1000th 3D Print Patient Treated at Henry Ford Health System
Cardiologists Place New Mitral Heart Valve for Northern Michigan Woman at Henry Ford Hospital
DETROIT — A 72-year-old woman from northern Michigan became Henry Ford Health System’s 1000th patient treated with the aid of 3D printing technology.
Cardiologist Dee Dee Wang, M.D., imaging expert and Medical Director of 3D Printing at Henry Ford Innovations, helped design the print used to position the patient’s new mitral heart valve on March 27.
“When you hold it in your hand it becomes more intuitive rather than just on a screen,” said Dr. Wang. “Our brains understand that better, and that’s invaluable for a surgeon going into a surgery or a cardiologist going into a procedure.”
The 3D model allowed renowned cardiologist Dr. William W. O’Neill, director of the Henry Ford Center for Structural Heart Disease, and his partner, Henry Ford cardiologist Tiberio Frisoli, to ‘see’ inside the patient’s heart before the procedure began. The 3D model assisted with choosing a properly sized valve and knowing how to best position it inside the patient’s heart.
The technology – 3D printing – has been around since the 1980s and is used mostly for industrial manufacturing, research and technology development. Instead of ink to print text or images, 3D printers lay down layer upon layer of plastic or similar materials to build a tangible, physical model.
The procedure guided by Henry Ford’s 1000th 3D print was broadcast live to about 400 interventional cardiologists attending the Scottsdale Interventional Forum in Scottsdale, Arizona.
The U.S. Food and Drug Administration recently commercially approved the use of the Edwards Sapien-3 valve for mitral valve-in-valve replacement. Doctors at Henry Ford Health System, led by Dr. O’Neill, have been using the valve in this application for about five years, with the aid of 3D printing.
“The most important part is the planning,” said Dr. O’Neill, “There’s integral planning that’s involved with sizing the valve, assuring that the positioning is accurate and there is no potential for obstruction of blood flow within the heart. The procedure is amazing. And with the aid of 3D printing, it is incredibly effective and very safe with the proper planning.
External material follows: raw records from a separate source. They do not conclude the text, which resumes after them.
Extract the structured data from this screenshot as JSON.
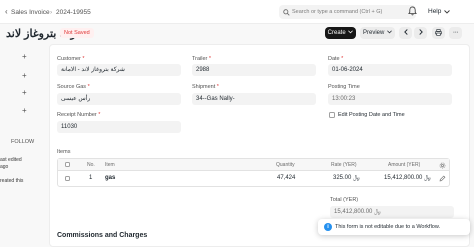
{
  "topbar": {
    "breadcrumb_1": "Sales Invoice",
    "separator": "›",
    "breadcrumb_2": "2024-19955",
    "search_placeholder": "Search or type a command (Ctrl + G)",
    "help_label": "Help"
  },
  "header": {
    "title": "شركة بتروغاز لاند",
    "status": "Not Saved",
    "create_label": "Create",
    "preview_label": "Preview"
  },
  "sidebar": {
    "follow_label": "FOLLOW",
    "line_1": "ast edited",
    "line_2": "ago",
    "line_3": "reated this"
  },
  "form": {
    "customer_label": "Customer",
    "customer_value": "شركة بتروغاز لاند - الامانة",
    "trailer_label": "Trailer",
    "trailer_value": "2988",
    "date_label": "Date",
    "date_value": "01-06-2024",
    "source_gas_label": "Source Gas",
    "source_gas_value": "رأس عيسى",
    "shipment_label": "Shipment",
    "shipment_value": "34--Gas Nally-",
    "posting_time_label": "Posting Time",
    "posting_time_value": "13:00:23",
    "edit_posting_label": "Edit Posting Date and Time",
    "receipt_label": "Receipt Number",
    "receipt_value": "11030",
    "required_mark": "*"
  },
  "items": {
    "section_label": "Items",
    "columns": [
      "No.",
      "Item",
      "Quantity",
      "Rate (YER)",
      "Amount (YER)"
    ],
    "rows": [
      {
        "no": "1",
        "item": "gas",
        "quantity": "47,424",
        "rate": "325.00 ﷼",
        "amount": "15,412,800.00 ﷼"
      }
    ]
  },
  "totals": {
    "total_label": "Total (YER)",
    "total_value": "15,412,800.00 ﷼"
  },
  "section_commissions": "Commissions and Charges",
  "toast": {
    "info_glyph": "i",
    "message": "This form is not editable due to a Workflow."
  }
}
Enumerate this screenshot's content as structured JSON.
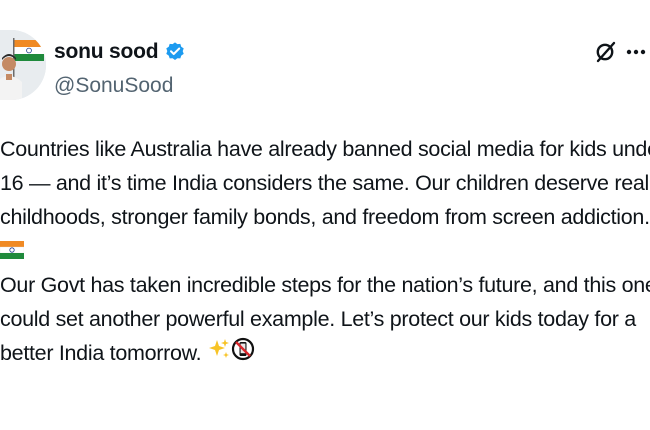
{
  "user": {
    "display_name": "sonu sood",
    "handle": "@SonuSood",
    "verified": true
  },
  "post": {
    "lines": [
      "Countries like Australia have already banned social media for kids under",
      "16 — and it’s time India considers the same. Our children deserve real",
      "childhoods, stronger family bonds, and freedom from screen addiction."
    ],
    "flag_emoji": "india-flag-icon",
    "lines2": [
      "Our Govt has taken incredible steps for the nation’s future, and this one",
      "could set another powerful example. Let’s protect our kids today for a",
      "better India tomorrow."
    ],
    "trailing_emojis": [
      "sparkles-icon",
      "no-mobile-phones-icon"
    ]
  },
  "actions": {
    "grok_icon": "grok-icon",
    "more_icon": "more-options-icon"
  },
  "colors": {
    "text": "#0f1419",
    "secondary_text": "#536471",
    "verified_blue": "#1d9bf0"
  }
}
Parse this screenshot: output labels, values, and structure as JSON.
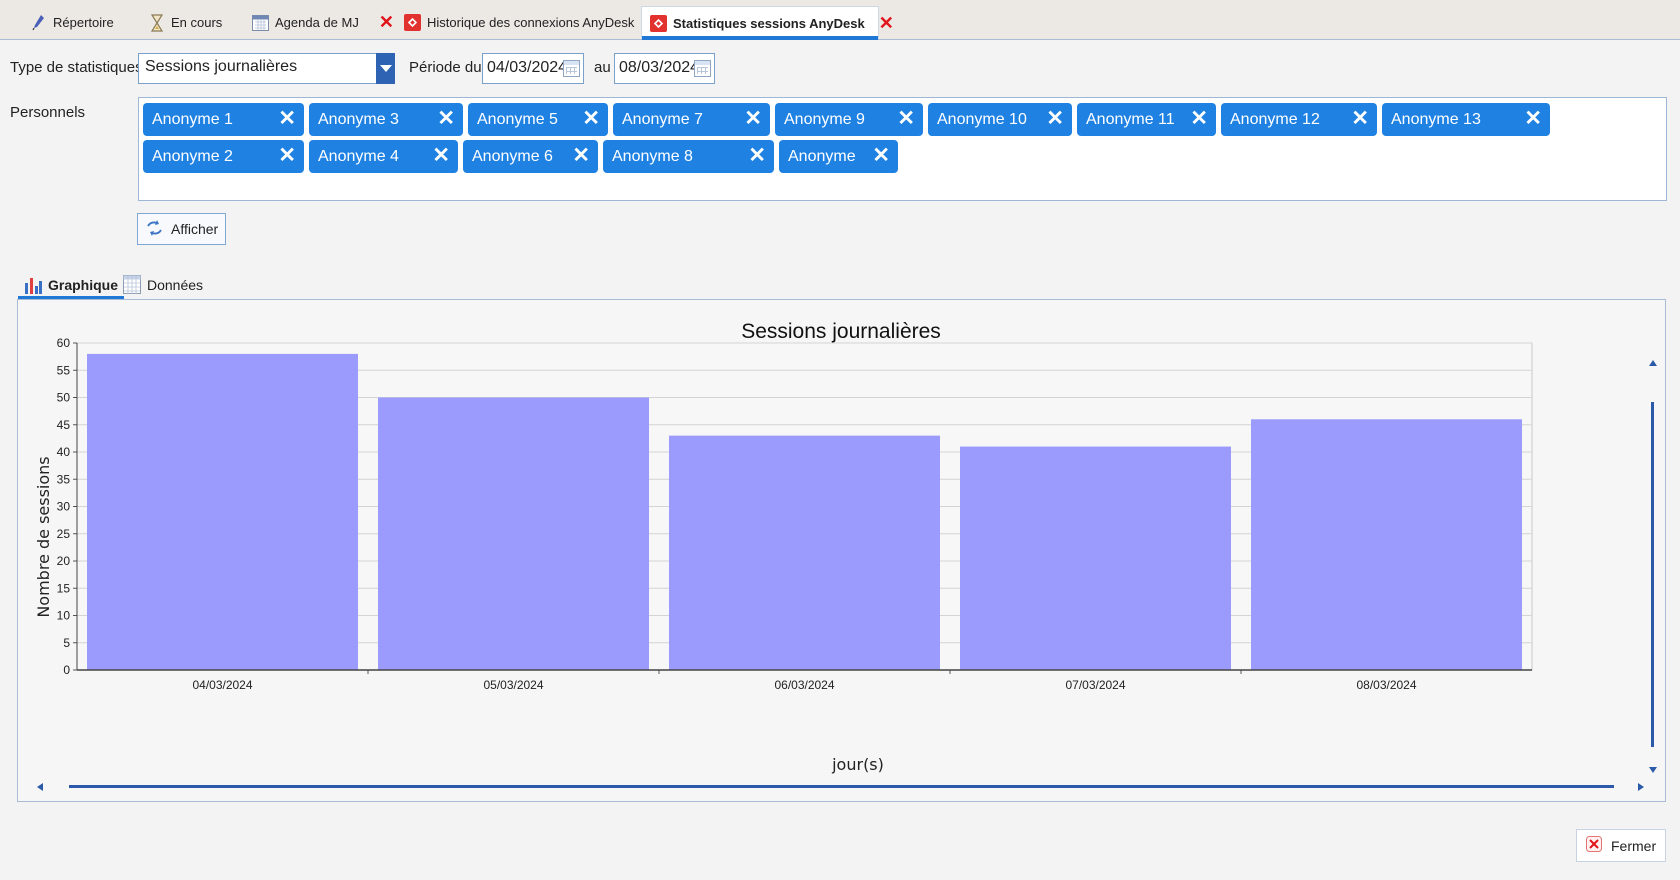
{
  "tabs": [
    {
      "label": "Répertoire",
      "icon": "pen-icon",
      "closable": false
    },
    {
      "label": "En cours",
      "icon": "hourglass-icon",
      "closable": false
    },
    {
      "label": "Agenda de MJ",
      "icon": "calendar-icon",
      "closable": true
    },
    {
      "label": "Historique des connexions AnyDesk",
      "icon": "anydesk-icon",
      "closable": true
    },
    {
      "label": "Statistiques sessions AnyDesk",
      "icon": "anydesk-icon",
      "closable": true,
      "active": true
    }
  ],
  "form": {
    "type_label": "Type de statistiques",
    "type_value": "Sessions journalières",
    "periode_label": "Période du",
    "date_from": "04/03/2024",
    "au_label": "au",
    "date_to": "08/03/2024",
    "personnels_label": "Personnels",
    "personnels_row1": [
      "Anonyme 1",
      "Anonyme 3",
      "Anonyme 5",
      "Anonyme 7",
      "Anonyme 9",
      "Anonyme 10",
      "Anonyme 11",
      "Anonyme 12",
      "Anonyme 13"
    ],
    "personnels_row2": [
      "Anonyme 2",
      "Anonyme 4",
      "Anonyme 6",
      "Anonyme 8",
      "Anonyme"
    ],
    "chip_close_glyph": "✕",
    "afficher_label": "Afficher"
  },
  "view_tabs": {
    "graphique": "Graphique",
    "donnees": "Données"
  },
  "colors": {
    "accent": "#1f78d6",
    "chip": "#1f82e3",
    "bar": "#9b9bfd",
    "close_red": "#e0141b"
  },
  "chart_data": {
    "type": "bar",
    "title": "Sessions journalières",
    "xlabel": "jour(s)",
    "ylabel": "Nombre de sessions",
    "categories": [
      "04/03/2024",
      "05/03/2024",
      "06/03/2024",
      "07/03/2024",
      "08/03/2024"
    ],
    "values": [
      58,
      50,
      43,
      41,
      46
    ],
    "ylim": [
      0,
      60
    ],
    "yticks": [
      0,
      5,
      10,
      15,
      20,
      25,
      30,
      35,
      40,
      45,
      50,
      55,
      60
    ],
    "grid": true,
    "legend": "none"
  },
  "footer": {
    "fermer_label": "Fermer"
  }
}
And we’ve become a leader in medical 3D printing, thanks to Dr. Wang and Henry Ford Innovations.”
In addition to cardiology, Henry Ford Health System uses 3D printing for vascular aneurysm planning, oncology planning, cranial-facial reconstruction and orthopedics at Henry Ford, said Eric Myers, Product Designer and Technical Director for 3D Printing at Henry Ford Innovations. Marianne Rollet, Imaging Operations Coordinator at Henry Ford’s Center for Structural Heart Disease, uses computer programs and two-dimensional, black and white CT scans to guide 3D printers to create 3D models made of light-sensitive polymers.
“It provides the doctors a whole new level of understanding of the intricacies and details within the body,” Eric said. “Dr. Wang and I developed this program five years ago, and now we’re at the 1000th patient. I’m very proud of that. I’m so glad we’ve been able to help so many people.”
Henry Ford’s 1000th 3D Print patient, Lillian Keavey, was referred by Alpena, Michigan, cardiologist Dr. Abraham Salacata. She had been experiencing shortness of breath and decreased stamina. The symptoms led to her diagnosis of mitral valve stenosis – and the need for a new mitral valve.
“I was very glad to be chosen to have it done because the alternative was another open heart surgery, and I wasn’t looking forward to that,” said Lilian. “There’s a three-month recovery, whereas this one is just two weeks. It’s fascinating, looking at that heart (model).”
Lillian said she is most looking forward to resuming daily walks with her daughter and her daughter’s dog, Jojo. They’ve walked every day for years, except when it is under -10 degrees – so Jojo’s paws don’t get too cold.
“She’s 9 years old, and we’ve walked her every morning,” Lillian said. “So I’m looking forward to getting back to the things I normally do.”
Media contact: Tammy Battaglia / Tbattag1@hfhs.org / 248-881-0809